“After decades of work, the grizzly bear has more than recovered in the NCDE, which represents a conservation success,” Gov. Gianforte said. “As part of that conservation success, the federal government accepted our petition for consideration earlier this year to delist the grizzly in the NCDE, an important step toward delisting. The state is well-prepared to manage this iconic American species.”
To support the federal delisting of the grizzly bear in the NCDE, the governor signed into law Senate Bill 295 this year, carried by Senator Butch Gillespie, R-Ethridge. He ceremonially signed the bill today at an event in Choteau.

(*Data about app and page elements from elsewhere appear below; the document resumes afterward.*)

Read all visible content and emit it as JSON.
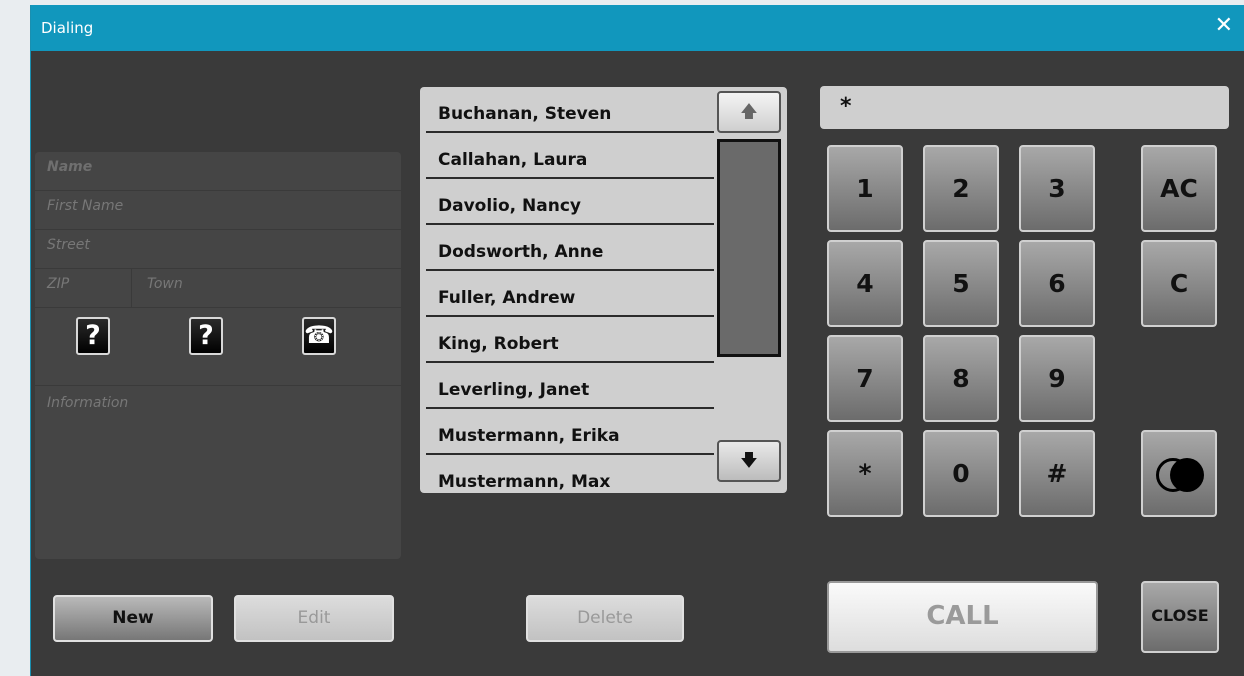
{
  "window": {
    "title": "Dialing",
    "close_glyph": "✕"
  },
  "details": {
    "name_placeholder": "Name",
    "first_name_placeholder": "First Name",
    "street_placeholder": "Street",
    "zip_placeholder": "ZIP",
    "town_placeholder": "Town",
    "information_placeholder": "Information",
    "icons": [
      "question-icon",
      "question-icon",
      "telephone-icon"
    ],
    "question_glyph": "?",
    "phone_glyph": "☎"
  },
  "contacts": [
    "Buchanan, Steven",
    "Callahan, Laura",
    "Davolio, Nancy",
    "Dodsworth, Anne",
    "Fuller, Andrew",
    "King, Robert",
    "Leverling, Janet",
    "Mustermann, Erika",
    "Mustermann, Max"
  ],
  "scroll": {
    "up_glyph": "🡅",
    "down_glyph": "🡇"
  },
  "dial": {
    "value": "*"
  },
  "keypad": {
    "k1": "1",
    "k2": "2",
    "k3": "3",
    "kAC": "AC",
    "k4": "4",
    "k5": "5",
    "k6": "6",
    "kC": "C",
    "k7": "7",
    "k8": "8",
    "k9": "9",
    "kstar": "*",
    "k0": "0",
    "khash": "#"
  },
  "buttons": {
    "new": "New",
    "edit": "Edit",
    "delete": "Delete",
    "call": "CALL",
    "close": "CLOSE"
  }
}
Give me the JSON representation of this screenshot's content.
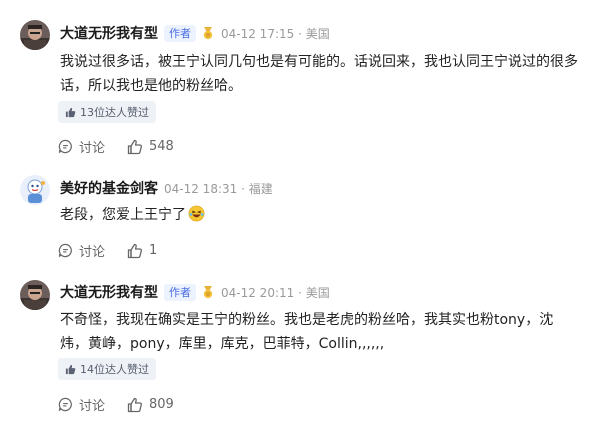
{
  "comments": [
    {
      "user": "大道无形我有型",
      "author_tag": "作者",
      "time": "04-12 17:15 · 美国",
      "text": "我说过很多话，被王宁认同几句也是有可能的。话说回来，我也认同王宁说过的很多话，所以我也是他的粉丝哈。",
      "expert_likes": "13位达人赞过",
      "discuss_label": "讨论",
      "like_count": "548"
    },
    {
      "user": "美好的基金剑客",
      "time": "04-12 18:31 · 福建",
      "text": "老段，您爱上王宁了",
      "discuss_label": "讨论",
      "like_count": "1"
    },
    {
      "user": "大道无形我有型",
      "author_tag": "作者",
      "time": "04-12 20:11 · 美国",
      "text": "不奇怪，我现在确实是王宁的粉丝。我也是老虎的粉丝哈，我其实也粉tony，沈炜，黄峥，pony，库里，库克，巴菲特，Collin,,,,,,",
      "expert_likes": "14位达人赞过",
      "discuss_label": "讨论",
      "like_count": "809"
    }
  ],
  "icons": {
    "discuss": "speech-bubble-icon",
    "like": "thumbs-up-icon",
    "medal": "gold-medal-icon",
    "emoji": "laughing-emoji-icon"
  },
  "colors": {
    "author_tag_text": "#4a6ee0",
    "author_tag_bg": "#edf2ff",
    "chip_bg": "#eef1f6",
    "meta_text": "#9a9a9a"
  }
}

“As the grizzly population grows, we need to manage it, but we also need to protect ourselves, our livestock, and our kids – as well as those that come in just to recreate,” Sen. Gillespie said.
In December 2021, the State of Montana submitted its petition to U.S. Fish and Wildlife Service (FWS) to delist grizzly bears in the NCDE and allow Montana Fish, Wildlife and Parks (FWP) to assume full management of this native species.
In February 2023, FWS announced it accepted for consideration the State of Montana’s petition to delist the grizzly bear in the NCDE.
Upon delisting, state laws and administrative rules become the primary regulatory and legal mechanisms guiding management.
The governor also ceremonially signed House Bill 59, sponsored by Rep. Ross Fitzgerald, R-Power, to support ranchers facing increased conflict with grizzly bears and other predators. The bill extends the sunset date for Livestock Loss Board and predatory control funding.
“Senator Gillespie has a bill that compliments the bill I sponsored to have an increase on those registered cattle that get killed by the grizzly bears. We worked together with the rest of the industry to try to make sure that they got compensated for their losses,” Rep. Fitzgerald said.
Grizzly bears were listed as threatened under the Endangered Species Act in 1975. At the time, the population of grizzly bears in the lower 48 states was estimated to be in the hundreds. Today the bear population in the NCDE alone is estimated at approximately 1,100.
FWP monitors grizzly bears in the NCDE with the best available science and a team of dedicated specialists. Although grizzly bears in the lower 48 states have remained under the jurisdiction of the FWS, much of the day-to-day management is done by FWP’s specialists who work with landowners and the public to address conflicts and increase safety and education in bear country.
Tips from FWP for recreating in bear country may be viewed here.